Manuel Marin was born in 1942 in Murcia, Spain. When he was 20 he travelled to London and worked in an art gallery where he met the famous British sculptor, Henry Moore who employed Marin as his assistant in making bronze sculptures.
In 1964 Marin moved to New York where he worked as an Art restorer in the Mallorca Brothers’ Gallery. He then decided to open his own gallery called, ‘The American Indian Art Gallery’, where one of his clients was Andy Warhol, who became a great friend, as did William Kooning, Jean Michel Basquiat and the artist Robert Indiana amongst others.
In 1969 Marin became interested in mobiles as sculpture, inspired by the work of Alexander Calder, whose influence can clearly be seen in this sculpture. While acknowledging Calder's influence, Marin made his sculptures structurally more robust than Calder's without diminishing their elegance and poised equilibrium.

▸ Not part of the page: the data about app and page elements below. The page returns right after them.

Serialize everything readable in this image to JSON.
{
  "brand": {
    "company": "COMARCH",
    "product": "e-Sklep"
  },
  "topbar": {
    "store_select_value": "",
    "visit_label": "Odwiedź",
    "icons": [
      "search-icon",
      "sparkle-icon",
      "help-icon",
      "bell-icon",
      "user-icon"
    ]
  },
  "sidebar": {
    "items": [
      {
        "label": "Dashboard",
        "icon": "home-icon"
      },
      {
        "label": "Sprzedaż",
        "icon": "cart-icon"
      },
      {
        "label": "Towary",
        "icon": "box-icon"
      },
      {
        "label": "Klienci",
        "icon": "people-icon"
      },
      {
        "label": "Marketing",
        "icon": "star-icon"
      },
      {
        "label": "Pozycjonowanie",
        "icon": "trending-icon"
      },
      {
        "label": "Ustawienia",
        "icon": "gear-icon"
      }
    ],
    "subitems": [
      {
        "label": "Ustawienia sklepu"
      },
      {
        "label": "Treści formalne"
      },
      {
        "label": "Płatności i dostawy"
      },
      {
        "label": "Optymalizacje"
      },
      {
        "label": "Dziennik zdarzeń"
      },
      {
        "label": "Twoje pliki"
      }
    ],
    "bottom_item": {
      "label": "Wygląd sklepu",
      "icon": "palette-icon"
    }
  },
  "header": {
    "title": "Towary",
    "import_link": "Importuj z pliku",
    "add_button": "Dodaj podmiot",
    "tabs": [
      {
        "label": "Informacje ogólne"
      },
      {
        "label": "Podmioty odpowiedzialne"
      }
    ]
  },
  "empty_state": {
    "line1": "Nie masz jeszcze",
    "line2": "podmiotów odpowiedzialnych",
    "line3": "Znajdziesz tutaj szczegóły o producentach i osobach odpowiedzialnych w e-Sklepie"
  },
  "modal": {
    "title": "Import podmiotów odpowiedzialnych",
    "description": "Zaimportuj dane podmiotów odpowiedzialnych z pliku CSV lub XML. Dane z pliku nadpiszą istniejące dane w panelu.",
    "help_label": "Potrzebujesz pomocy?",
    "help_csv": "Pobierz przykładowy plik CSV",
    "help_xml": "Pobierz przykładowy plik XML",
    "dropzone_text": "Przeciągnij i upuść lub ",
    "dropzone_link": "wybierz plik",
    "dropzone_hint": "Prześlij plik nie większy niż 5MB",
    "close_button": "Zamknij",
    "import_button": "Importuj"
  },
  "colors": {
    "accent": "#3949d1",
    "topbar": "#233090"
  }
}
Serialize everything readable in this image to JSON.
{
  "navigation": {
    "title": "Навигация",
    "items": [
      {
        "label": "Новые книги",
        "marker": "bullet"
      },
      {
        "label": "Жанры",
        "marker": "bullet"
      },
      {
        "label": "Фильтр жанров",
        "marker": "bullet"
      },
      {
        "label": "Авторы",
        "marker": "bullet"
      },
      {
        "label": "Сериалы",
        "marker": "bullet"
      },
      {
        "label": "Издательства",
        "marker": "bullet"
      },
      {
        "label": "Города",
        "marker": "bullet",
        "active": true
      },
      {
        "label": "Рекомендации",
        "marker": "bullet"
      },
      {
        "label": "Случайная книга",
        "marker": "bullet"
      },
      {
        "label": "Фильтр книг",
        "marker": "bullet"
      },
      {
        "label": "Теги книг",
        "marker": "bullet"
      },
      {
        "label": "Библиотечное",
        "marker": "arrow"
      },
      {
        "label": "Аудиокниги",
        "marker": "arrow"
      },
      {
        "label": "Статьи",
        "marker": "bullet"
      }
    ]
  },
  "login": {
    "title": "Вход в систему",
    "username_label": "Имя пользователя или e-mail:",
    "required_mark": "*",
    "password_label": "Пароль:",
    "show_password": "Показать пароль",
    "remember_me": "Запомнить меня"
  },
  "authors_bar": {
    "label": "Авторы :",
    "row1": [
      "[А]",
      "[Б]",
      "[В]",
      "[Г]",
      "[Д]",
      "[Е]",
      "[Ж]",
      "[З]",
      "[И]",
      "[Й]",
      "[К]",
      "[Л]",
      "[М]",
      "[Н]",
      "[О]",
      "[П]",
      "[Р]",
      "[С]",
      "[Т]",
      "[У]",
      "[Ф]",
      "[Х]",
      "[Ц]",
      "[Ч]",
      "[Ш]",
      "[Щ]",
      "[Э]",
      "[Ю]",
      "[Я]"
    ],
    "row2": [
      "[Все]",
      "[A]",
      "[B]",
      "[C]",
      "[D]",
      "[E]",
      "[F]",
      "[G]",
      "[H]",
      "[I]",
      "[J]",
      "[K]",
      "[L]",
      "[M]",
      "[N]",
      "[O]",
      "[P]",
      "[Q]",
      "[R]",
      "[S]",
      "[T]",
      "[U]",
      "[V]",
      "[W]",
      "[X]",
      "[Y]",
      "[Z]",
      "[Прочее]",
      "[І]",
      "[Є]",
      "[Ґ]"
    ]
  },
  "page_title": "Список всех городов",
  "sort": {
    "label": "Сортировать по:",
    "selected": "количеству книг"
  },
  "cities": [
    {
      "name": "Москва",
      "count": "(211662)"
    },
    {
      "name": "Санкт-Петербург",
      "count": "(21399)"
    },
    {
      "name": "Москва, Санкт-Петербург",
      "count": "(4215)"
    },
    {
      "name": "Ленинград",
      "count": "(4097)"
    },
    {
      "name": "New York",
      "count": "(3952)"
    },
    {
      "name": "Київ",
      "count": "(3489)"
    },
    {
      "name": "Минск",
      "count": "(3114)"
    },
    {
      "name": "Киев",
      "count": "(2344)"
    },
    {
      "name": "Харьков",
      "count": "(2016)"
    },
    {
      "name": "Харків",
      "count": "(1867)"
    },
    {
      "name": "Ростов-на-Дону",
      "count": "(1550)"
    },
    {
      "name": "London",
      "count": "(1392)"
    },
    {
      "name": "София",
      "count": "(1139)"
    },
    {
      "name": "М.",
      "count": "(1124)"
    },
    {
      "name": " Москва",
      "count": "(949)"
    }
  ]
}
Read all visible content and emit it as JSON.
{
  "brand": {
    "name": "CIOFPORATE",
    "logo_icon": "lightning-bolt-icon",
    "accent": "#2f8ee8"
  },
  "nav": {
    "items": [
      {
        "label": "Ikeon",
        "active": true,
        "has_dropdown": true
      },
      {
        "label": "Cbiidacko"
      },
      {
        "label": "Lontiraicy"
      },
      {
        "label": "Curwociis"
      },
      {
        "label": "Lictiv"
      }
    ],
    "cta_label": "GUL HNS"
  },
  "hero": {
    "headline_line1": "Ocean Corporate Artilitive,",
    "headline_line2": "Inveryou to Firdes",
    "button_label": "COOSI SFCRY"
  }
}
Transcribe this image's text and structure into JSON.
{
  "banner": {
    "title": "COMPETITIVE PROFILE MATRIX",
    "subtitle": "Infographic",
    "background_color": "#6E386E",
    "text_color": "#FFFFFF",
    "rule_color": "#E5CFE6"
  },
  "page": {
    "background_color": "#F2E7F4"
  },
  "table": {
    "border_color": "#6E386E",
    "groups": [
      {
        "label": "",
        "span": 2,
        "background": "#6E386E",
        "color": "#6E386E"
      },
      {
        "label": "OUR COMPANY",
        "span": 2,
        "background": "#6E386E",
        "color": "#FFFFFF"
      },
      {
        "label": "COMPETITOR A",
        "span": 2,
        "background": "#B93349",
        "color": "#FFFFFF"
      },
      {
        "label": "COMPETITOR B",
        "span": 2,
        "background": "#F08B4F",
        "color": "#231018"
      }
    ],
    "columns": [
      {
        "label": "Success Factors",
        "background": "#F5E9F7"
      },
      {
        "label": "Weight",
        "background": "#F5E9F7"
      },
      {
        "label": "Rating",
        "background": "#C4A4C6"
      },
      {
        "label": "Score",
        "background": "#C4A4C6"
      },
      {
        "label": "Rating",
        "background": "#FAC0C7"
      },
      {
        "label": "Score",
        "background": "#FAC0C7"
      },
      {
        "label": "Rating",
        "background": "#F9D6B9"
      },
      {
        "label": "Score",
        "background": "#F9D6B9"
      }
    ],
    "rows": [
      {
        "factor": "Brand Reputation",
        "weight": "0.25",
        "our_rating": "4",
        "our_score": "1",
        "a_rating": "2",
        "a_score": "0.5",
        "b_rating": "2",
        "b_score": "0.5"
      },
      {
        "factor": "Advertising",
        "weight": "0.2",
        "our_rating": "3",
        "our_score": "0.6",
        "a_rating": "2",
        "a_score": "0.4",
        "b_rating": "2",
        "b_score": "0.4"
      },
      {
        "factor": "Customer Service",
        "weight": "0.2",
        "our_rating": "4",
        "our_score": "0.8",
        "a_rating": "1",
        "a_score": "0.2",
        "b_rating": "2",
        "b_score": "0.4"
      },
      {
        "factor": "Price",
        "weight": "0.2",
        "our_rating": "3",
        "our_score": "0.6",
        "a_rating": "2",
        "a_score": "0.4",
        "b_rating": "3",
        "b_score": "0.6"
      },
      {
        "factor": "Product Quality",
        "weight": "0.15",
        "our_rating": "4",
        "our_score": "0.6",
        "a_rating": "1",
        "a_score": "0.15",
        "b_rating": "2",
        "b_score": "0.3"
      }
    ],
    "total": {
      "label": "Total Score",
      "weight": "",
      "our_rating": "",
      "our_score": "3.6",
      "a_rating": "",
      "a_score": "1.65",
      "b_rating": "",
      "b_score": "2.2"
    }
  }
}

In 1970 he had his first exhibition at the Allan Brown Gallery in Scarsdale, New York and subsequently exhibited all-over the world, he became internationally renowned for his distinctive, brightly colored mobiles.